Barzal is noteworthy for his skill and speed, but he may have slipped in the draft due to a knee injury he sustained during the 2014-15 campaign.

The Islanders also reassigned Kirill Petrov, Kevin Czuczman, Scott Mayfield, and Adam Pelech to the AHL’s Bridgeport Sound Tigers.

Torres offered in-person hearing, potentially setting up long suspension

Torres hit

What will Raffi Torres get this time?

The 33-year-old forward that has become known primarily for his controversial hits has once again put himself in the sights of the NHL’s Department of Players Safety. They confirmed that he was offered an in-person hearing following his hit on Jakub Silfverberg Saturday night. He declined the opportunity to meet with them face-to-face, but the offer itself is an important detail because it gives the league the option to suspend him for more than five games.

It certainly seems like the stage is set for a lengthy suspension. While Torres is not considered a repeat offender as his last suspension came more than 18 months ago, the NHL still retains the right to consider his history when deciding on this matter.

Among other incidents, he was once was banned from 25 games for his hit on Marian Hossa in 2012, although it was later reduced to 21 contests after an appeal. The NHL found that Torres was guilty of breaking three rules for that hit; namely interference, charging, and illegally hitting the head.

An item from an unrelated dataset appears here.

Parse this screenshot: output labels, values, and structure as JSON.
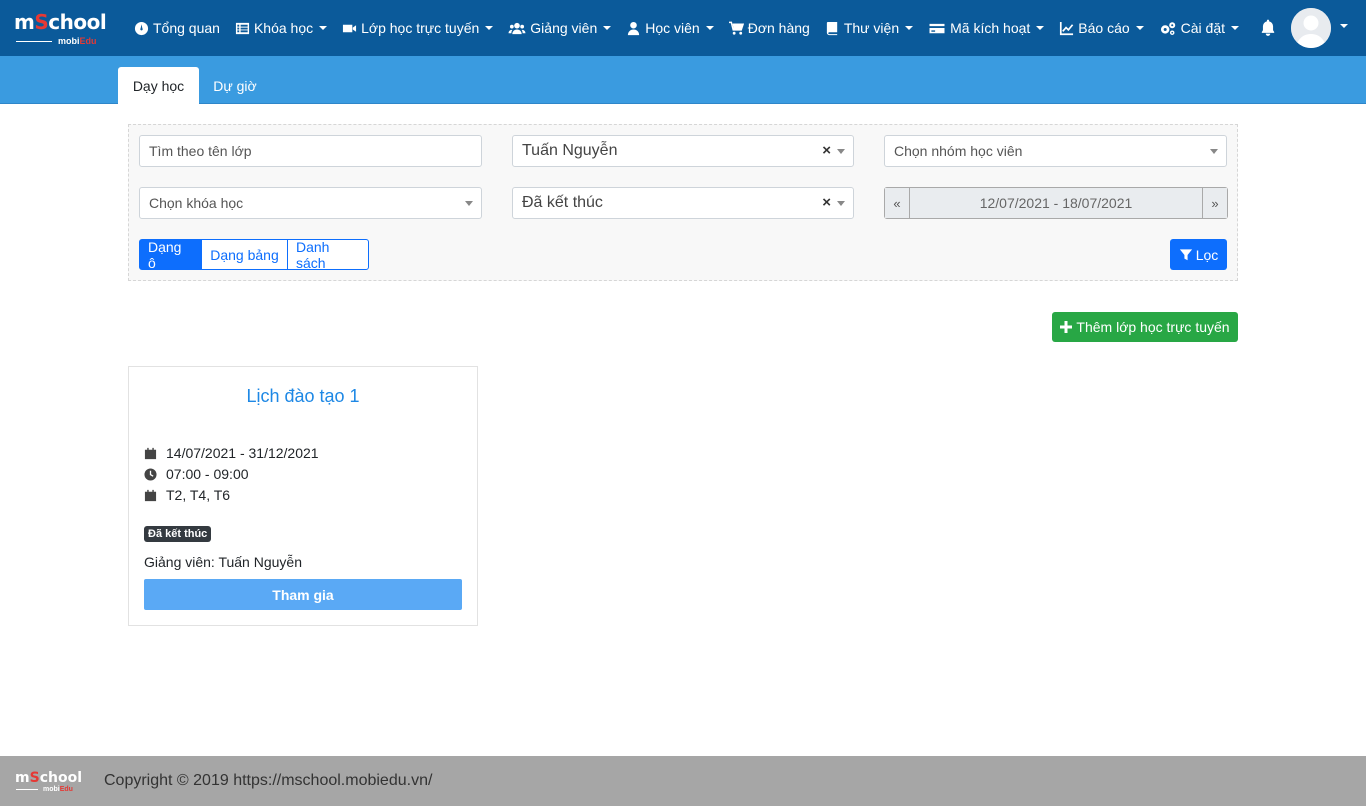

The NHL is reviewing Torres’ latest incident for the same three violations.

You can see the hit below:

And here it is slowed down:

Torres got a match penalty and Silfverberg left the game. Fortunately, Ducks coach Bruce Boudreau said that Silfverberg could have returned, but was kept out for precautionary reasons.